Would you believe that in this rather tough economic climate, I have now personally heard from no less than three people in the last two days who have quit their jobs? And I might add that in all three situations, these people are competent professionals who don’t quit employment easily or often.
So what’s going on out there? I know that all three individuals read my posts, and rest assured I won’t be giving away your identities or exposing you to the minions of the internet! However, there are some lessons to be learned and some truths to be exposed in all three situations. Perhaps in the interest of helping others without injuring those concerned, I can share and gloss over to some degree a little with you the reader.

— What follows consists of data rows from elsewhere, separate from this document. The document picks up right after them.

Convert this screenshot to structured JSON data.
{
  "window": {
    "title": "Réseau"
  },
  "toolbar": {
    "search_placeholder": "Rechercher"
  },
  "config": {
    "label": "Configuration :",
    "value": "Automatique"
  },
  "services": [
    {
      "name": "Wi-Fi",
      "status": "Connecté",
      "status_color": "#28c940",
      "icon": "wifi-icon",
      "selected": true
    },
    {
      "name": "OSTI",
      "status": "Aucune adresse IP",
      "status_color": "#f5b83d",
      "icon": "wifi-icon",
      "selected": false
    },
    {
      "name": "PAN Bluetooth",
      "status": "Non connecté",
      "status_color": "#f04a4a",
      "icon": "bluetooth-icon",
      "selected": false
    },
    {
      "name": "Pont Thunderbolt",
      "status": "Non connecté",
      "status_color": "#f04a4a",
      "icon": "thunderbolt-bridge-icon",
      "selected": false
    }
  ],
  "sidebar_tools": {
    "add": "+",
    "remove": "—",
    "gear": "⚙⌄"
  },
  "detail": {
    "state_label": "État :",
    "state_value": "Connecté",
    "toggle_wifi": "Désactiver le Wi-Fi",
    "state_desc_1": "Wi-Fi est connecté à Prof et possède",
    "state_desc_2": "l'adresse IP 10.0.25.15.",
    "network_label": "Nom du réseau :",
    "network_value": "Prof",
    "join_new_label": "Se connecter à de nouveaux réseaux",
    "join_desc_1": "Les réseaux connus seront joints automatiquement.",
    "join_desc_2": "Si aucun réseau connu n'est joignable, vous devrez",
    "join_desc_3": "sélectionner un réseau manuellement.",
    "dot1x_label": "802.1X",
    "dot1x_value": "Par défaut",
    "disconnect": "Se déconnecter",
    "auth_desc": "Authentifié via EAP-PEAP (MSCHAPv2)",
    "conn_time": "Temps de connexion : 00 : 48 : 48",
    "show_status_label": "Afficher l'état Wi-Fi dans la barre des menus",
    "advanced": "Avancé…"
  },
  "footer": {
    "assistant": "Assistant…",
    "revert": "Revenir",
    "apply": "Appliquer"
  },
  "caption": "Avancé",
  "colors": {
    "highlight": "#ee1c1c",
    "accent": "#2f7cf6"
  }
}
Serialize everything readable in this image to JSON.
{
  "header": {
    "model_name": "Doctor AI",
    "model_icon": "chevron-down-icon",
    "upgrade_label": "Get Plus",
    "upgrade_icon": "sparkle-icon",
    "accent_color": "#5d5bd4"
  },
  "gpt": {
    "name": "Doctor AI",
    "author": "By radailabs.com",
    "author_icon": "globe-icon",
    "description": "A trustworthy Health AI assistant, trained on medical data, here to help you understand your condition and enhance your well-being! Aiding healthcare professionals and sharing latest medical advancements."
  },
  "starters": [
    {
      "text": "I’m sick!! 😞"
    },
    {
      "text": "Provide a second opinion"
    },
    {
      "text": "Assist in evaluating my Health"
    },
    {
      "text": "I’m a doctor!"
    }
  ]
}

All three situations have some relevant and critical features that link them together, but the most striking is that all three individuals elevated their concerns to the right people instead of just announcing that they were quitting out-of-the-blue. In other words, there was a chance in all three situations that by bringing attention to significant problems, all three might have retained their positions if change had come about. Unfortunately, no change of significance did happen, and the result is that all three made a personal decision to seek employment in other places.
In two of the three situations, the jobs that people quit were ones that they had recently accepted. Didn’t these two do their homework? Didn’t they know what they were walking into? The answer actually is that both did in fact do some research and the jobs they were promised and the situations they would work in differed from the ones presented by the employer at the interview stage. No amount of planning, research and preparation can prepare you for a job if the job itself morphs into something different, or there is a significant change in hours, the job description, the location etc.
In one of the situations, the person resigned from a job to take the new position, and after three weeks on the job, the employer actually cut the position itself but retained the employee, and created a new position that differed substantially from the position the person had agreed to take when leaving their former employer. The result in that case was that the person told me that they felt they were doomed to fail in the new position because they were honest enough to admit they didn’t have the skills required to perform that job at a high level. So rather than accept a higher salary for a short time and then get fired, they took the high road and resigned.
Another factor involved in one persons decision was the attitude of the person to whom the employee reported to. That’s a hard thing to gauge at an interview. In this situation there is a history of people accepting the job which she did and then the position becoming vacated and advertised for. Sooner or later I suspect but will never know, if those in more senior positions from that company don’t draw the conclusion that it isn’t the applicants that are the problem but the supervision they are receiving. Perhaps that’s where the change is needed.
I am very interested in staying connected with these three individuals. Aside from being competent employees with personal ethics, skills and self-motivation, they are all professionals. Each of them will, if they include the positions on their future resumes, have to explain why they resigned and opted to look for work elsewhere. What will they say? I can tell you that all three will refrain from bad-mouthing the previous employers while at the same time being honest.
The injustice is that when you leave a position for reasons that are entirely justified, you still have to hope and trust that the new employer you are being interviewed by believes your story. And this element of doubt; that, “You’ve got to believe me” feeling, is unfortunate. The reason? Well the employer doesn’t HAVE to believe you do they? There are some people out there who quit jobs for very poor reasons, and in those situations the employer is entirely in the right and the employee is the problem.
So from the view of the new employer, they have the unenviable job of discerning which of the two you are; the disgruntled applicant who quit with poor justification or the applicant who quit their last job for reasons that were entirely justified.
When speaking of why you resigned from a position, good general advice is to be honest, succinct and to keep calm and in control as you are speaking. Your answer or reply should also end on a positive note. Any feelings of anger, revenge, and although it’s a strong word – hate, should be reigned in. In fact, doing a mock interview with a professional to answer this one specific question is a good idea. The question, “Why did you leave your last position?” or possibly even, “How would you describe your previous employer?”
Crafting an answer that is honest, doesn’t belittle the previous employer, and shows your professionalism, ethics, reasoning and good judgement is going to serve you well.